4. Public education.
Manchin knows, firsthand, the value of a public education. He attended West Virginia University, the state’s flagship public university after graduating from public schools in the small West Virginia town of Farmington. And he believes that public school should be public. He voted against confirming Trump’s education Secretary Betsy DeVos for that reason. In an op/ed for the Charleston Gazette-Mail, he wrote:
A strong education is the building block for success for every child and the foundation for our country’s long-term economic strength. We need to do more at every level to ensure that all of our children receive a high-quality, well-rounded education that prepares them for college and a career. This includes choosing the right person to lead our Department of Education, and Betsy DeVos does not make the grade in West Virginia.
Manchin was right. DeVos’s Education Department was sued a record 455 times and generally tried to privatize public schools, disinvest in secondary education, and dismantle equity-oriented policies.
High quality public education is critical to building a West Virginia that can compete in an increasingly information-driven economy. But in the aftermath of the COVID-19 pandemic, public schools are struggling. West Virginia needs an education hero—and Joe Manchin can be that hero. That means supporting teachers and paying them a strong wage, rebuilding decrepit school buildings and infrastructure like playgrounds, busses, and other facilities, and investing in ancillary school services, like school nurses and social workers, and more nutritious school meals. This should be a priority for the people of West Virginia, whose future depends on building human capital in the state. It should also be a priority for Joe Manchin’s Senate.
Not only does the nature of the health insurance industry, itself, exclude low-income people from health insurance—but the cost of insurance is such an anchor on American industry that it helps accelerate the automation and offshoring that have hollowed out jobs in these communities.
Now, I know that we’re probably not going to get Manchin to be a hero for Medicare for All anytime soon—though if he truly cared about what ails his state, he would be. Few states would benefit as much as his considering the poverty, high rate of uninsurance, and the constellation of diseases West Virginians face.
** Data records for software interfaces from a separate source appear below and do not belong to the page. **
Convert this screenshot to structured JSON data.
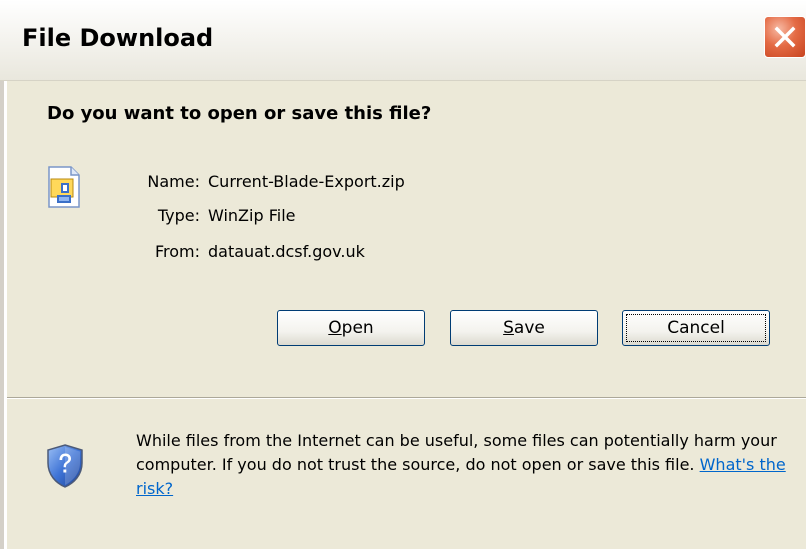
{
  "window": {
    "title": "File Download"
  },
  "dialog": {
    "question": "Do you want to open or save this file?",
    "file": {
      "name_label": "Name:",
      "name_value": "Current-Blade-Export.zip",
      "type_label": "Type:",
      "type_value": "WinZip File",
      "from_label": "From:",
      "from_value": "datauat.dcsf.gov.uk",
      "icon": "zip-file-icon"
    },
    "buttons": {
      "open_label_first": "O",
      "open_label_rest": "pen",
      "save_label_first": "S",
      "save_label_rest": "ave",
      "cancel_label": "Cancel"
    },
    "warning": {
      "icon": "shield-question-icon",
      "text": "While files from the Internet can be useful, some files can potentially harm your computer. If you do not trust the source, do not open or save this file.",
      "link_text": "What's the risk?"
    }
  },
  "colors": {
    "dialog_background": "#ece9d8",
    "close_button": "#e46b45",
    "link": "#0066cc",
    "button_border": "#003c74"
  }
}
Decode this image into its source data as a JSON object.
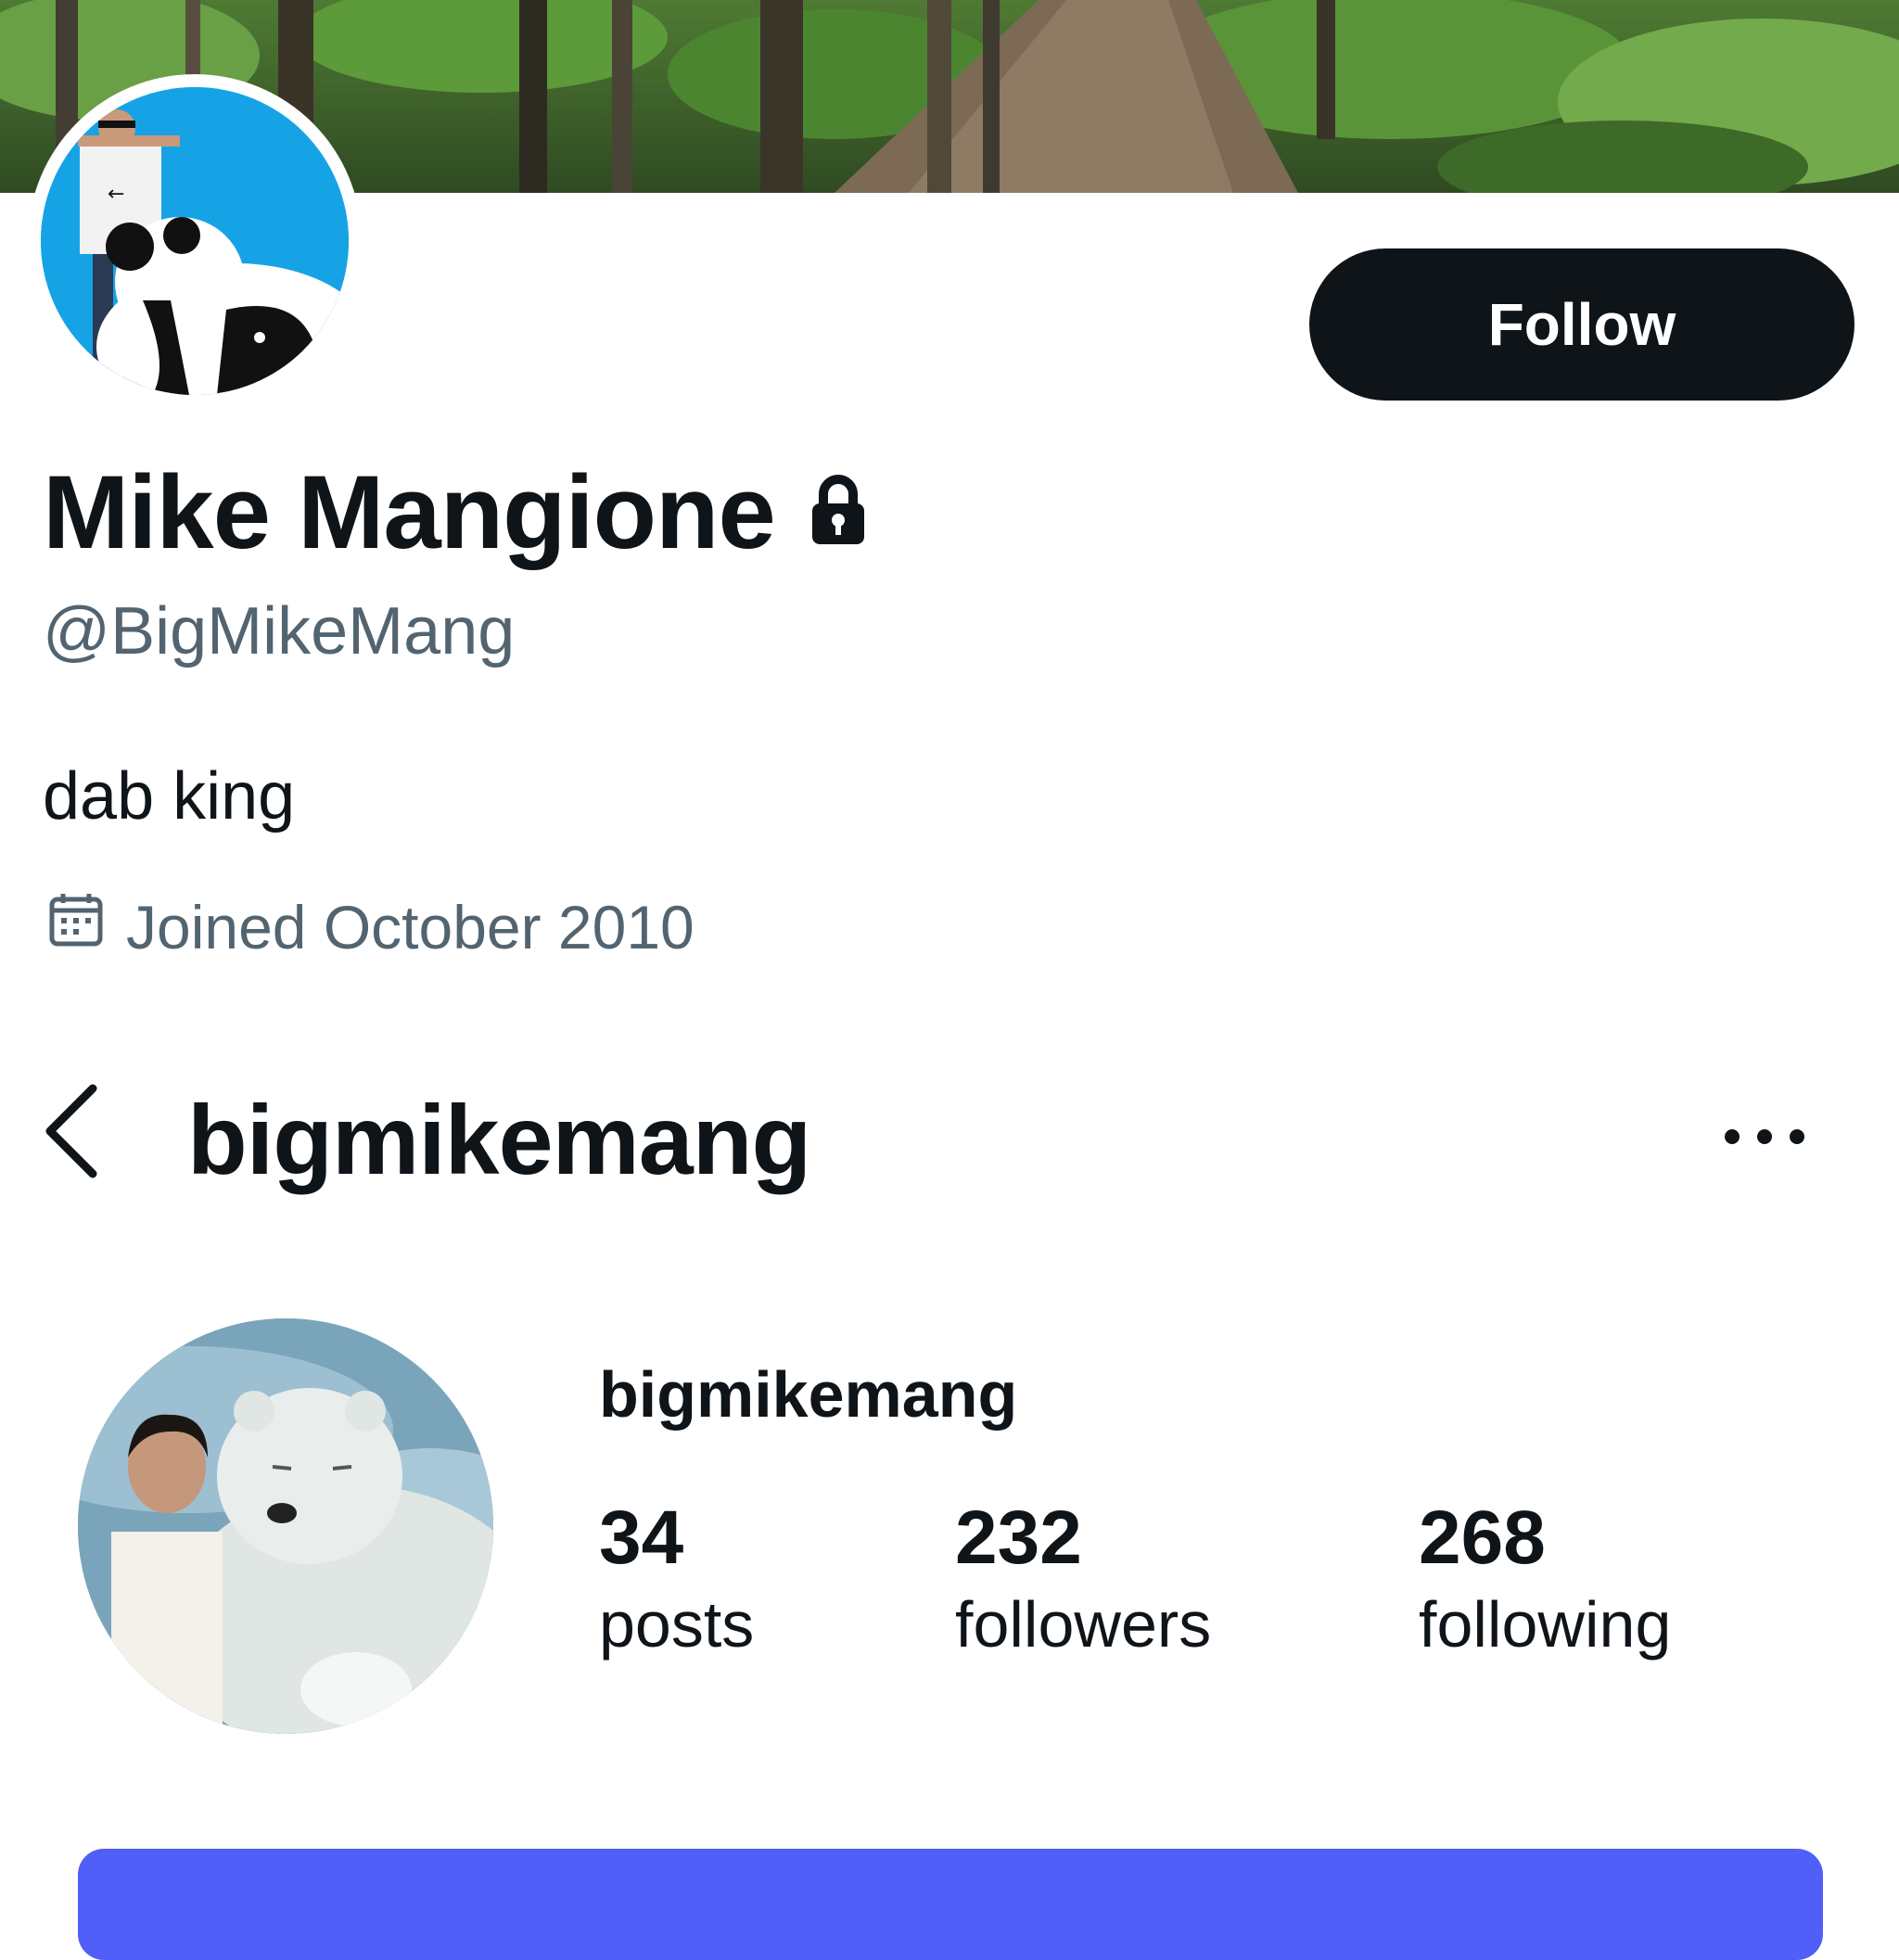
{
  "twitter_profile": {
    "follow_button_label": "Follow",
    "display_name": "Mike Mangione",
    "handle": "@BigMikeMang",
    "bio": "dab king",
    "joined": "Joined October 2010",
    "protected_icon": "lock-icon",
    "joined_icon": "calendar-icon"
  },
  "instagram_header": {
    "title": "bigmikemang",
    "back_icon": "chevron-left-icon",
    "more_icon": "more-horizontal-icon"
  },
  "instagram_profile": {
    "username": "bigmikemang",
    "stats": [
      {
        "value": "34",
        "label": "posts"
      },
      {
        "value": "232",
        "label": "followers"
      },
      {
        "value": "268",
        "label": "following"
      }
    ]
  },
  "colors": {
    "text_primary": "#0f1419",
    "text_secondary": "#536471",
    "follow_button": "#0f1419",
    "instagram_button": "#4f5ff7"
  }
}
But, he could at least lead on Joe Biden’s public option. Though it’s nowhere as comprehensive as Medicare for All, the public option Biden ran on (I know because I helped write the platform) includes generous subsidies for low-income Americans, guaranteeing zero premiums or deductibles for people earning less than 200% of the federal poverty line (which would be $52,000 for a family of four). Given West Virginia’s median family income is a mere $46,711, that would mean more than 50% of West Virginians would get free healthcare through the federal government.
Though Manchin may never become the Bernie Sanders or Elizabeth Warren we wish he might, there are clear opportunities to work together to accomplish progressive goals. However, all of these goals are contingent on democracy doing its work. And right now, the filibuster is probably the biggest impediment to the work of democracy. So, even beyond his choices to champion any of the policies above, Manchin has one choice that is most important of all—to progressive legislation and to our opportunity to deliver policies that advance the wellbeing of the people of West Virginia: abolishing the filibuster. Without it, Manchin might as well tell the people he serves that he chose the customs of Washington over them.